#### Recorded data
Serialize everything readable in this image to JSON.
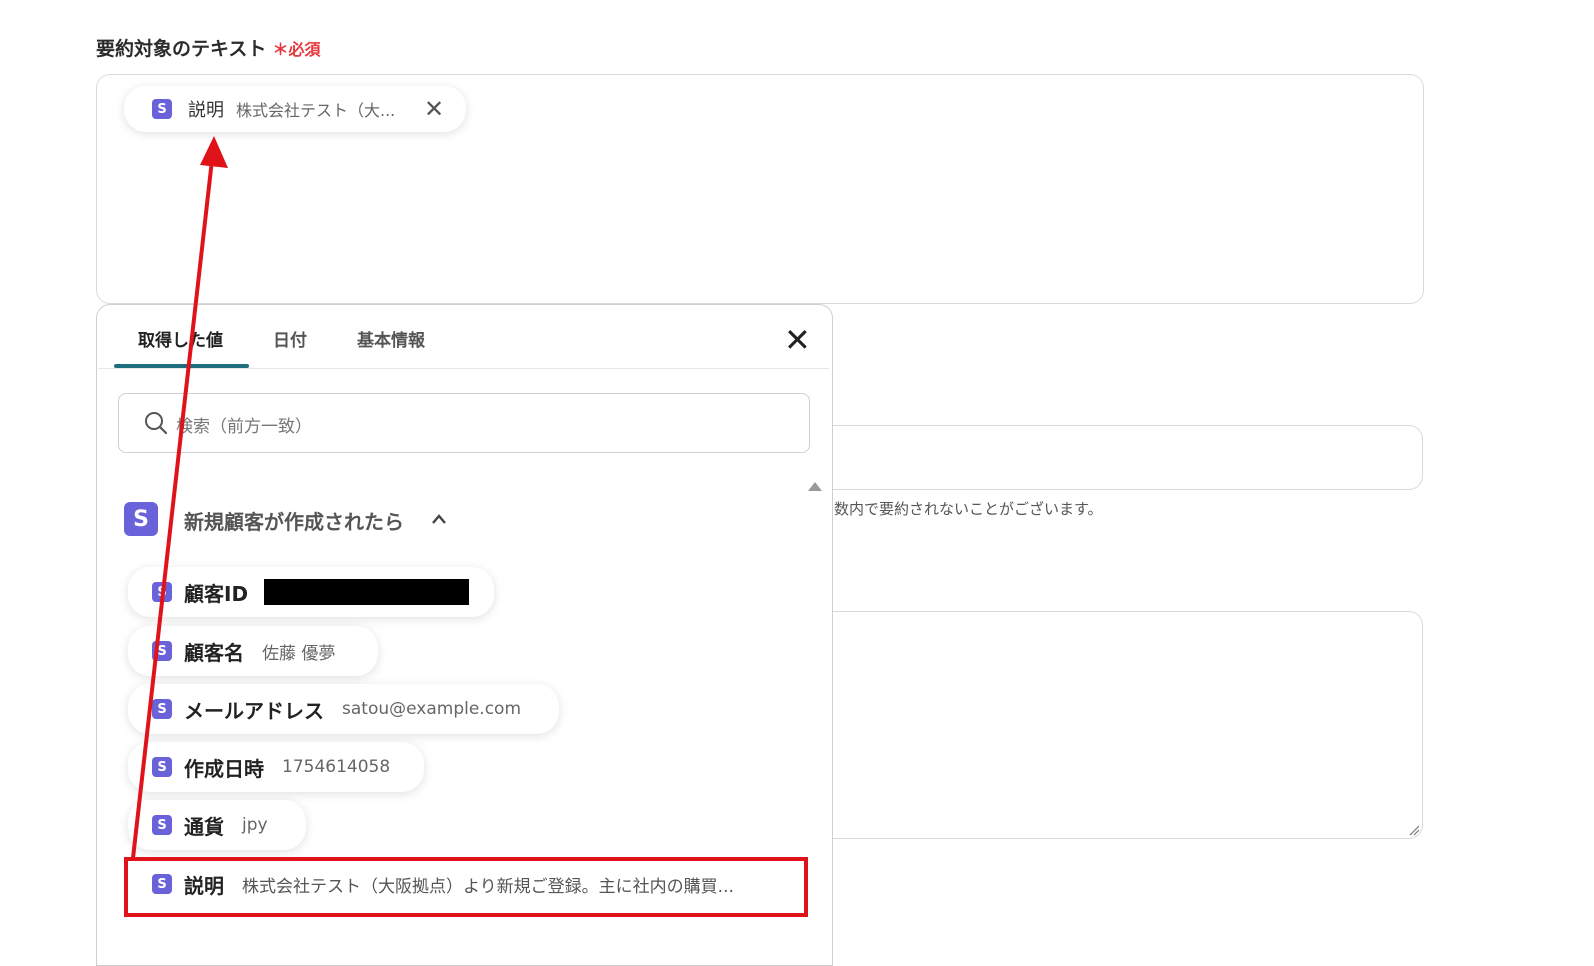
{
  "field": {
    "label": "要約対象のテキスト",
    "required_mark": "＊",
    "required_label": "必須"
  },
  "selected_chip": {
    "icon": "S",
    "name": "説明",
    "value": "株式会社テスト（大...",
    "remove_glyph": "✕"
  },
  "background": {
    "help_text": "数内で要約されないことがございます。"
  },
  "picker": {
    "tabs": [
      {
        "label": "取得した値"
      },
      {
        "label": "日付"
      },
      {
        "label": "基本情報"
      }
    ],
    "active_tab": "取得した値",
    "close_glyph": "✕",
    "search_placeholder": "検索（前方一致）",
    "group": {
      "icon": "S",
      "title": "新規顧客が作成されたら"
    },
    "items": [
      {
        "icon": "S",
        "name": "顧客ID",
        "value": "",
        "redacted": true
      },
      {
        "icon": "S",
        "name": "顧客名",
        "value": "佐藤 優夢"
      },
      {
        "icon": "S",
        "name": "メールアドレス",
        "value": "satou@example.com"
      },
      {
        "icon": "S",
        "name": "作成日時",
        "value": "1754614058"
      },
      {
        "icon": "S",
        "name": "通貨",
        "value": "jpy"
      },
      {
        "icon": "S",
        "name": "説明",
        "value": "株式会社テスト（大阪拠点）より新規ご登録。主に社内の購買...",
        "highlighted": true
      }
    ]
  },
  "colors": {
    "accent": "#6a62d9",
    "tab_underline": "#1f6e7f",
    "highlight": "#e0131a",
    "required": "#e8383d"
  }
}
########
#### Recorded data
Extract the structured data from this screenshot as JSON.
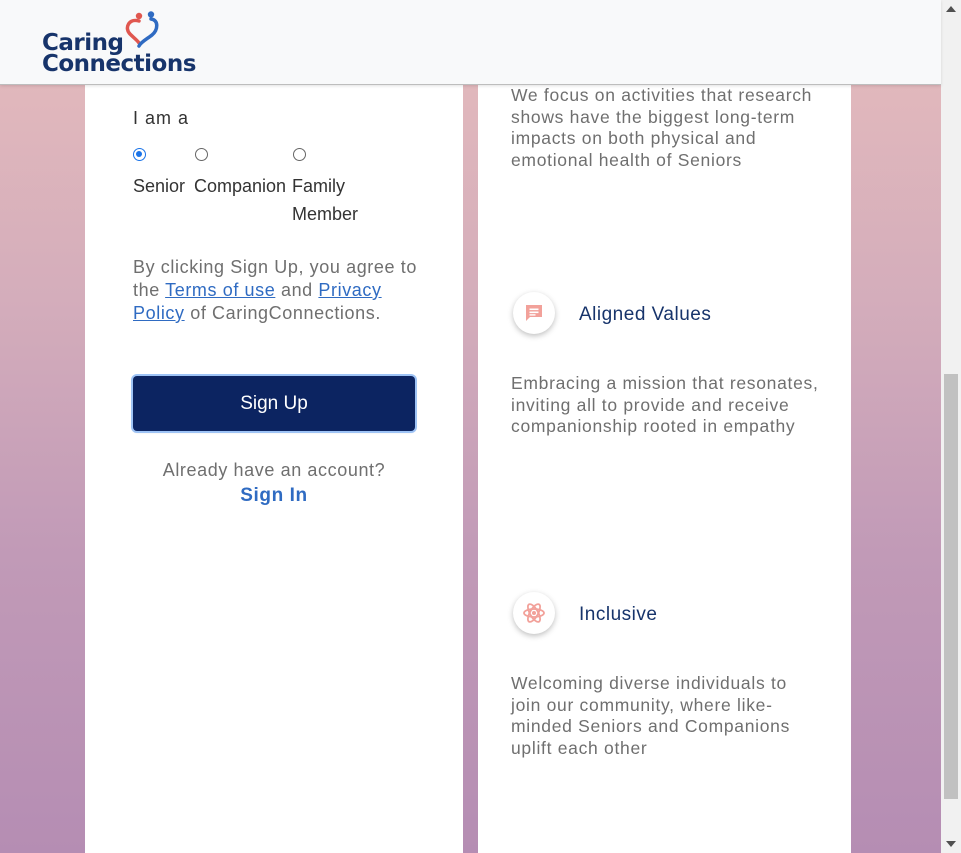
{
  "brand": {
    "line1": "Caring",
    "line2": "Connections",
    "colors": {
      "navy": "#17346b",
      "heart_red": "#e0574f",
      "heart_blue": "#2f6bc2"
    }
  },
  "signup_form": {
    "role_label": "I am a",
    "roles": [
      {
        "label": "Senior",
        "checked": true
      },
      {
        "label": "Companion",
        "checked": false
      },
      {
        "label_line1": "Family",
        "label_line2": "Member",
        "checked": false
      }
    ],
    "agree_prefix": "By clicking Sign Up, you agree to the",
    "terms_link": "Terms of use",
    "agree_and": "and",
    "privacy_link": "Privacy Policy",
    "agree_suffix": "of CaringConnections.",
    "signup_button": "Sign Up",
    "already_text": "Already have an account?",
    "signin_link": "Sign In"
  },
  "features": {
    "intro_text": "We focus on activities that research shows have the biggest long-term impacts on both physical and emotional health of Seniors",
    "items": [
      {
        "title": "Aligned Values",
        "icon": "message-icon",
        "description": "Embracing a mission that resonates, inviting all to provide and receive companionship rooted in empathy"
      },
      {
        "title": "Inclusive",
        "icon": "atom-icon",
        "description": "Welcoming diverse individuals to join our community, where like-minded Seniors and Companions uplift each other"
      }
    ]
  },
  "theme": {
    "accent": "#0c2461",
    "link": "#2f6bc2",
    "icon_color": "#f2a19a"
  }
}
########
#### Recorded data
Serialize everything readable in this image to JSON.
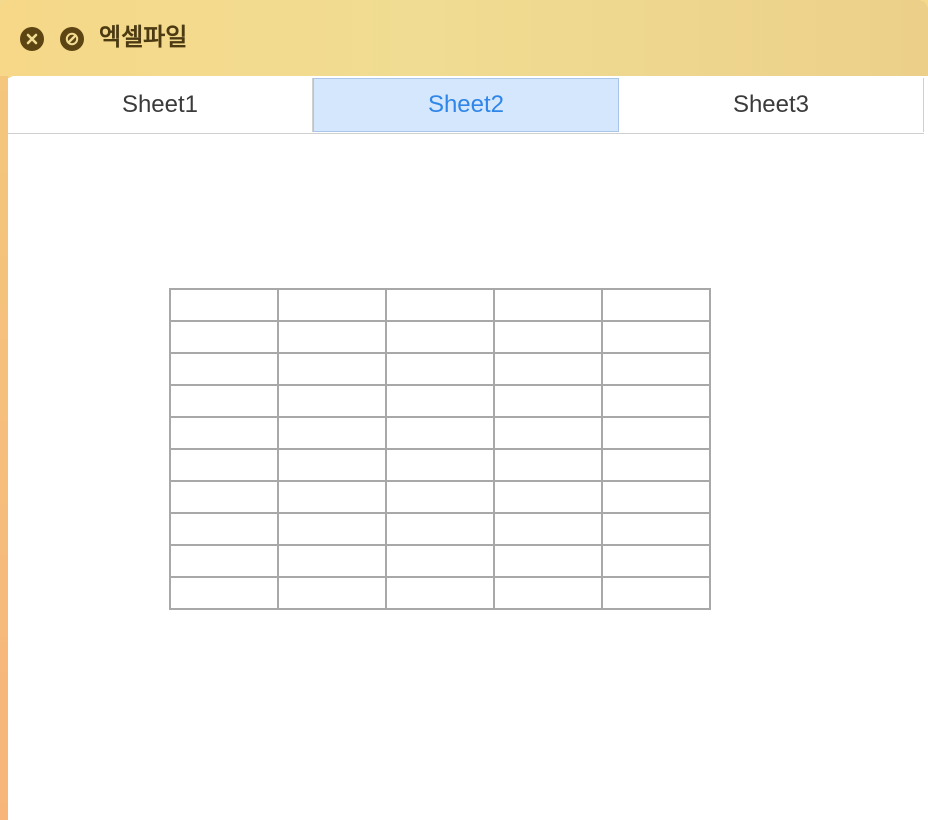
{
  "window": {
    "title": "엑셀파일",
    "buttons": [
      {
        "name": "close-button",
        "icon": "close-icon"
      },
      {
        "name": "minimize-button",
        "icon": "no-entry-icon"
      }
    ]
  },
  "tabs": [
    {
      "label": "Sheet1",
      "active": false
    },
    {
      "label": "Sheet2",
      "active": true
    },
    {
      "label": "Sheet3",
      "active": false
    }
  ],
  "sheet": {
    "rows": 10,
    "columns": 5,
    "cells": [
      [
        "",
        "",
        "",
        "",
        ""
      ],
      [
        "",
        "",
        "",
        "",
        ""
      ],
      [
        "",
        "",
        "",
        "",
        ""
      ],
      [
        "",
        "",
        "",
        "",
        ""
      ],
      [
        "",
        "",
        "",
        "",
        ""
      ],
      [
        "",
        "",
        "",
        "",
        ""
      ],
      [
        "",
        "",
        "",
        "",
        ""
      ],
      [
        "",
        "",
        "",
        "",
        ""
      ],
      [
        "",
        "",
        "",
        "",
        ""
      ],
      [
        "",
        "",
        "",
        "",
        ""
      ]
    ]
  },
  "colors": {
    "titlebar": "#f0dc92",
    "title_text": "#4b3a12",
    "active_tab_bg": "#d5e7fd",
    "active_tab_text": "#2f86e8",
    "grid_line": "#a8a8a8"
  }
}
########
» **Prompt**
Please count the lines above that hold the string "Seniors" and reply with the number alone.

» **Response to this exercise**
2